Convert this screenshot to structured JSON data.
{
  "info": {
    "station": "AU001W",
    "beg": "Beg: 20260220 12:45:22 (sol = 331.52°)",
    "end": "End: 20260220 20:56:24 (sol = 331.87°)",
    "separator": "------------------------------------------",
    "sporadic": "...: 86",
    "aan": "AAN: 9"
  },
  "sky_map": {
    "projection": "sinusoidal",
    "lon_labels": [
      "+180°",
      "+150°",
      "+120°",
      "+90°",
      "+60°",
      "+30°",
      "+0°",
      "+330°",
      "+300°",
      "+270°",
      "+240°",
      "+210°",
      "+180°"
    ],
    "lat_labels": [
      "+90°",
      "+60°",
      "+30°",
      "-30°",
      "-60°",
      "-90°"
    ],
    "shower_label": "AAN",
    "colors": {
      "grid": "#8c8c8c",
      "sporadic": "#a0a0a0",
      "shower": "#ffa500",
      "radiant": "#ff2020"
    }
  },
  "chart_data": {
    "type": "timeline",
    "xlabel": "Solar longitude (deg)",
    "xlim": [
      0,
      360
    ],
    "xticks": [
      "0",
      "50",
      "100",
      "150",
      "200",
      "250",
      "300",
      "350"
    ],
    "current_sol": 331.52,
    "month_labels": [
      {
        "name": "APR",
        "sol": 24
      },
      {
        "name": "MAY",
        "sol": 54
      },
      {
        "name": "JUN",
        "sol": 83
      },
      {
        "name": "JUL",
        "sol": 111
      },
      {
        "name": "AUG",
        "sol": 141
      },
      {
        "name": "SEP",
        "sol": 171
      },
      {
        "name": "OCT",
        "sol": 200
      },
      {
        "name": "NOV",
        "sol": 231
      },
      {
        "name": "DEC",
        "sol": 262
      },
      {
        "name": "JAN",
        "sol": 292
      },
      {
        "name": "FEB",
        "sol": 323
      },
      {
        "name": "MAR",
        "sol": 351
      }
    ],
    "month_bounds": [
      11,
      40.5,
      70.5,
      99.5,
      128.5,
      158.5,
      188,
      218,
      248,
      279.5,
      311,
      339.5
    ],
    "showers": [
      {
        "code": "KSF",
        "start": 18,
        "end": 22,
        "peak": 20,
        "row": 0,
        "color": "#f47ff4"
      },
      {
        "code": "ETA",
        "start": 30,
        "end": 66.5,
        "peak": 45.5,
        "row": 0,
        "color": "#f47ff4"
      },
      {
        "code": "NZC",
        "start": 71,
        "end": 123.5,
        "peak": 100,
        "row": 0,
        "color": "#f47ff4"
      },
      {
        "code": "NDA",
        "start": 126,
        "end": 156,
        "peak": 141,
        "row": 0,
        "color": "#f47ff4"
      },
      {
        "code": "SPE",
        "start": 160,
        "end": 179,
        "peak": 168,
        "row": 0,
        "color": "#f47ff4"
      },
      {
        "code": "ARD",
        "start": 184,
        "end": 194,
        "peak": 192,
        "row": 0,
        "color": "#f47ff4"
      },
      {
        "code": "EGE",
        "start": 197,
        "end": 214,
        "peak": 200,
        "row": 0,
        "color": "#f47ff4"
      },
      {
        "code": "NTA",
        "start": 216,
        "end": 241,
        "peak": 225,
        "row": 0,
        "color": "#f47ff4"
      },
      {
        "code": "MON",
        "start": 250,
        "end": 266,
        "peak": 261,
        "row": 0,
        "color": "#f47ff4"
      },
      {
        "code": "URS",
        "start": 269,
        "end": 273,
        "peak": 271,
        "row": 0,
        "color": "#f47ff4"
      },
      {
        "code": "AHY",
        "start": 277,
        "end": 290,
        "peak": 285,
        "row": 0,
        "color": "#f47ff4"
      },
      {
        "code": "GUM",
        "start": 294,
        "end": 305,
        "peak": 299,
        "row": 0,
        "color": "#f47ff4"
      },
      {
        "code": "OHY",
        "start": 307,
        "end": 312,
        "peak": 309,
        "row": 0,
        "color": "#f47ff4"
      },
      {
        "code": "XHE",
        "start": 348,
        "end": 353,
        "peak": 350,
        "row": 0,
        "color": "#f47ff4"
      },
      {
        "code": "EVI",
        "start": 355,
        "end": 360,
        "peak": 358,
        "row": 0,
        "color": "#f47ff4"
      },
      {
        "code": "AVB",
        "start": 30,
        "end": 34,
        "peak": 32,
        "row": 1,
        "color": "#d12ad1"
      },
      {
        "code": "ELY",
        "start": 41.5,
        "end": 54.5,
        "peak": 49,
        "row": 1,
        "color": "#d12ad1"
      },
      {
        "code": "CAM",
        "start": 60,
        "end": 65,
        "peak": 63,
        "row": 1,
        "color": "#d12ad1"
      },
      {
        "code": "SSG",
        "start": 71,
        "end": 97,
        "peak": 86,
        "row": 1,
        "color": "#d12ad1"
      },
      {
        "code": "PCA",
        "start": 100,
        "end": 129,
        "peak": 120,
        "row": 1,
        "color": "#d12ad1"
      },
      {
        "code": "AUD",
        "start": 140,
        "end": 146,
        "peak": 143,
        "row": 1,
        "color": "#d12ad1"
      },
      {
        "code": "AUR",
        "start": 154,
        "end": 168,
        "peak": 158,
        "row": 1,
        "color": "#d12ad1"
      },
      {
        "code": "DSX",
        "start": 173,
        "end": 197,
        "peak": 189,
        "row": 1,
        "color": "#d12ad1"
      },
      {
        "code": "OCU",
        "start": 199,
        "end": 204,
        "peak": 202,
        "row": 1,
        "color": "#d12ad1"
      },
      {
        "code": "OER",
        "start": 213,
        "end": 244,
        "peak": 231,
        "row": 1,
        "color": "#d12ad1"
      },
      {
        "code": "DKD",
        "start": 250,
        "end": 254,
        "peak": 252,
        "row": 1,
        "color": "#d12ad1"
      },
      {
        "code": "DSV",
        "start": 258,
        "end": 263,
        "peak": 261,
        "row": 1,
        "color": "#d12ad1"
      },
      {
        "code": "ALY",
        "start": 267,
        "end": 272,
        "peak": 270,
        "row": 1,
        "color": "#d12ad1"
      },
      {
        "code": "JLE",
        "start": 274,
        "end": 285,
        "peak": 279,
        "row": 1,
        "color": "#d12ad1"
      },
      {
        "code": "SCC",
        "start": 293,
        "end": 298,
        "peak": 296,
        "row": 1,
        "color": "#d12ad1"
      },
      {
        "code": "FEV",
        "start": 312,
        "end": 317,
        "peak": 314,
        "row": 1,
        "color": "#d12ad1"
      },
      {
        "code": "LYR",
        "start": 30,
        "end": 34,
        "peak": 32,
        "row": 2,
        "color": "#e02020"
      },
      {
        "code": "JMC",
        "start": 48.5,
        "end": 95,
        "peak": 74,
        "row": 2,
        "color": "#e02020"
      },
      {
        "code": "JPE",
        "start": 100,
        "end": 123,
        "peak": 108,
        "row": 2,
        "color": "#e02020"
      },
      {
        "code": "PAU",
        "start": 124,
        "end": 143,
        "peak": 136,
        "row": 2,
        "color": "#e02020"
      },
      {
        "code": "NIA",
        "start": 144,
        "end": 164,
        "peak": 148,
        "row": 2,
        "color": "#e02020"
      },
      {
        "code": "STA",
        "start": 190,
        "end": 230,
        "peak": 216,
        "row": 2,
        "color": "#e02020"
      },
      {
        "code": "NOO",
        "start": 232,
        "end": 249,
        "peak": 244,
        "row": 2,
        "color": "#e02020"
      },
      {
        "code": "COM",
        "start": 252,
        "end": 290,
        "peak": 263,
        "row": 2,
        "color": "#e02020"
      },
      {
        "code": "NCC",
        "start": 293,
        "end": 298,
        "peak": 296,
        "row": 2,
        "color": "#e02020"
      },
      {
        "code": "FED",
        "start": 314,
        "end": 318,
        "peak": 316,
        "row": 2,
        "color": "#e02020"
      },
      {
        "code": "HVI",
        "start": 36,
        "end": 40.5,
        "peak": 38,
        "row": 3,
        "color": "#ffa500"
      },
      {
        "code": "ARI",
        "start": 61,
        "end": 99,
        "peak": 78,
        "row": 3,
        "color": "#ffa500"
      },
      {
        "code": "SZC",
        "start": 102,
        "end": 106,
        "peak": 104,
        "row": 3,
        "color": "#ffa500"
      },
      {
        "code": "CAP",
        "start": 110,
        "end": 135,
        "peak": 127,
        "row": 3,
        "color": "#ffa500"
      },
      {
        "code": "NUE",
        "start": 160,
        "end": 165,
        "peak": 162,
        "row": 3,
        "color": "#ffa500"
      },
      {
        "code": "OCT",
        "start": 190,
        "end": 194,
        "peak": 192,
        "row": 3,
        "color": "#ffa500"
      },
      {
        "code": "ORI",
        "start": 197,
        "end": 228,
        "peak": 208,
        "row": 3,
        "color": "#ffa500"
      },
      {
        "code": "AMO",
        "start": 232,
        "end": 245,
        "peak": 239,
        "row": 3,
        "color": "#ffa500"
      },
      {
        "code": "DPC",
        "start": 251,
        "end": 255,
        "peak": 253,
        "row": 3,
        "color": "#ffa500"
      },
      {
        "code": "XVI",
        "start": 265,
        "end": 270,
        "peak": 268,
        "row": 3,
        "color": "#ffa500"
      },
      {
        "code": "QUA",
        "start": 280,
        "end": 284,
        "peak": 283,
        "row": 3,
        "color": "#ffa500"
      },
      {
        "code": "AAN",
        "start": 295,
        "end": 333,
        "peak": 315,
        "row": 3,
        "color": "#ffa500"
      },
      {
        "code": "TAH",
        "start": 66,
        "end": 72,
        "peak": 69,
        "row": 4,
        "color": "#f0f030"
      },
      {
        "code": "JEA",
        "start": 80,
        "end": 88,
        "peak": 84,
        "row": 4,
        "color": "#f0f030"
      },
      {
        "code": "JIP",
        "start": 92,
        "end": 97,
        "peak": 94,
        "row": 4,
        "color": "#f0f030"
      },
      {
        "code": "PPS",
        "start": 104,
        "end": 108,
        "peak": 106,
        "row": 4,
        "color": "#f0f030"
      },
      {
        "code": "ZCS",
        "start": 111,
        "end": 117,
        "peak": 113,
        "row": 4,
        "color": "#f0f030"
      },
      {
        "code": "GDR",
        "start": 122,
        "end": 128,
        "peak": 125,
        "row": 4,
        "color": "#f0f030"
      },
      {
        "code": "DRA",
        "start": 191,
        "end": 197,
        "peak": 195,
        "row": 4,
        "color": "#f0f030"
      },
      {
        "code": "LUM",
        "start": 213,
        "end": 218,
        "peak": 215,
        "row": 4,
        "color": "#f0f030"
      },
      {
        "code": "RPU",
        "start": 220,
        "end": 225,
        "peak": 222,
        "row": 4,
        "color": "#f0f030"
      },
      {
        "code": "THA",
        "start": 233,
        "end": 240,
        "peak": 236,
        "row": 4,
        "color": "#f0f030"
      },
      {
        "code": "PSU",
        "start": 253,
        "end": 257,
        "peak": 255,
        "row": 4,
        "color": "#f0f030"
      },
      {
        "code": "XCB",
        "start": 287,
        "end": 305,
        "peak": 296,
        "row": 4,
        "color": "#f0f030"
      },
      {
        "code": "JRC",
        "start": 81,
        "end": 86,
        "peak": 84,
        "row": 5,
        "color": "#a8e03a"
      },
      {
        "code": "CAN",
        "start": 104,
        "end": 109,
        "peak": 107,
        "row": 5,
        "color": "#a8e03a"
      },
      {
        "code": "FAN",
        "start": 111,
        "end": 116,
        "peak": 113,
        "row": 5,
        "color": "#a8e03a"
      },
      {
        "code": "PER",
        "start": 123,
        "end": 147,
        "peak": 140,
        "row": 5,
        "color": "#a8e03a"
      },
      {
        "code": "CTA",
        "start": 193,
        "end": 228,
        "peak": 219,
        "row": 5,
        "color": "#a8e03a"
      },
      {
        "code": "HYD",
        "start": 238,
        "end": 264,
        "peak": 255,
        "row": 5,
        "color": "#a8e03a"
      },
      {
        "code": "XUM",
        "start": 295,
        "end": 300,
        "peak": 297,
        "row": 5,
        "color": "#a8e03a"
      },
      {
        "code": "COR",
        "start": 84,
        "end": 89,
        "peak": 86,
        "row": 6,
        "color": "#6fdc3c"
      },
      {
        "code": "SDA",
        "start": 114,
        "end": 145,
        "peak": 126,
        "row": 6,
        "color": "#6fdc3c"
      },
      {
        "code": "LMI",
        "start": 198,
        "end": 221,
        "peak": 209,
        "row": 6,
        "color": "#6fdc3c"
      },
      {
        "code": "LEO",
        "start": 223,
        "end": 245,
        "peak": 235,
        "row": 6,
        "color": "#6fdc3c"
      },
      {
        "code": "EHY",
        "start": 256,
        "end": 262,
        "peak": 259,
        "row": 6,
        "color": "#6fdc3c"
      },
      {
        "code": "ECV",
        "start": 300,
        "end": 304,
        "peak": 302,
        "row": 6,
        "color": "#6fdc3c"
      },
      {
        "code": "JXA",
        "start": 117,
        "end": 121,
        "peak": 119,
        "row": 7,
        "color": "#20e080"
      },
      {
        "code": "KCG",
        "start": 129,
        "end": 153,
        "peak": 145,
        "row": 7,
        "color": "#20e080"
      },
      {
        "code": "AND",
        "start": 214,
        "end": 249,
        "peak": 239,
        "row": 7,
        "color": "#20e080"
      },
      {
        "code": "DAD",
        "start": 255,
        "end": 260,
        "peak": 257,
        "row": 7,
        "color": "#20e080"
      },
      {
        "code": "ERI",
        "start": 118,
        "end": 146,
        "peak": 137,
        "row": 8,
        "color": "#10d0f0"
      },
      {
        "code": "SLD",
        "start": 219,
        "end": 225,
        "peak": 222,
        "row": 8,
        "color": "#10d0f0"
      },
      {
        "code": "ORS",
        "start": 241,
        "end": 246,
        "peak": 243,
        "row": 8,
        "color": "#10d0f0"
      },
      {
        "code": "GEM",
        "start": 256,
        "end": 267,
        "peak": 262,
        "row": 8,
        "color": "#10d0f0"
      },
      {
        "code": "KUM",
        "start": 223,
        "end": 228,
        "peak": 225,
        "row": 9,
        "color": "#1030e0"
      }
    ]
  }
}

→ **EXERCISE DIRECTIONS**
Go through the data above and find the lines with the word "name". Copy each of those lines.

→ **ANSWER SPACE**
        "name": "APR",
        "name": "MAY",
        "name": "JUN",
        "name": "JUL",
        "name": "AUG",
        "name": "SEP",
        "name": "OCT",
        "name": "NOV",
        "name": "DEC",
        "name": "JAN",
        "name": "FEB",
        "name": "MAR",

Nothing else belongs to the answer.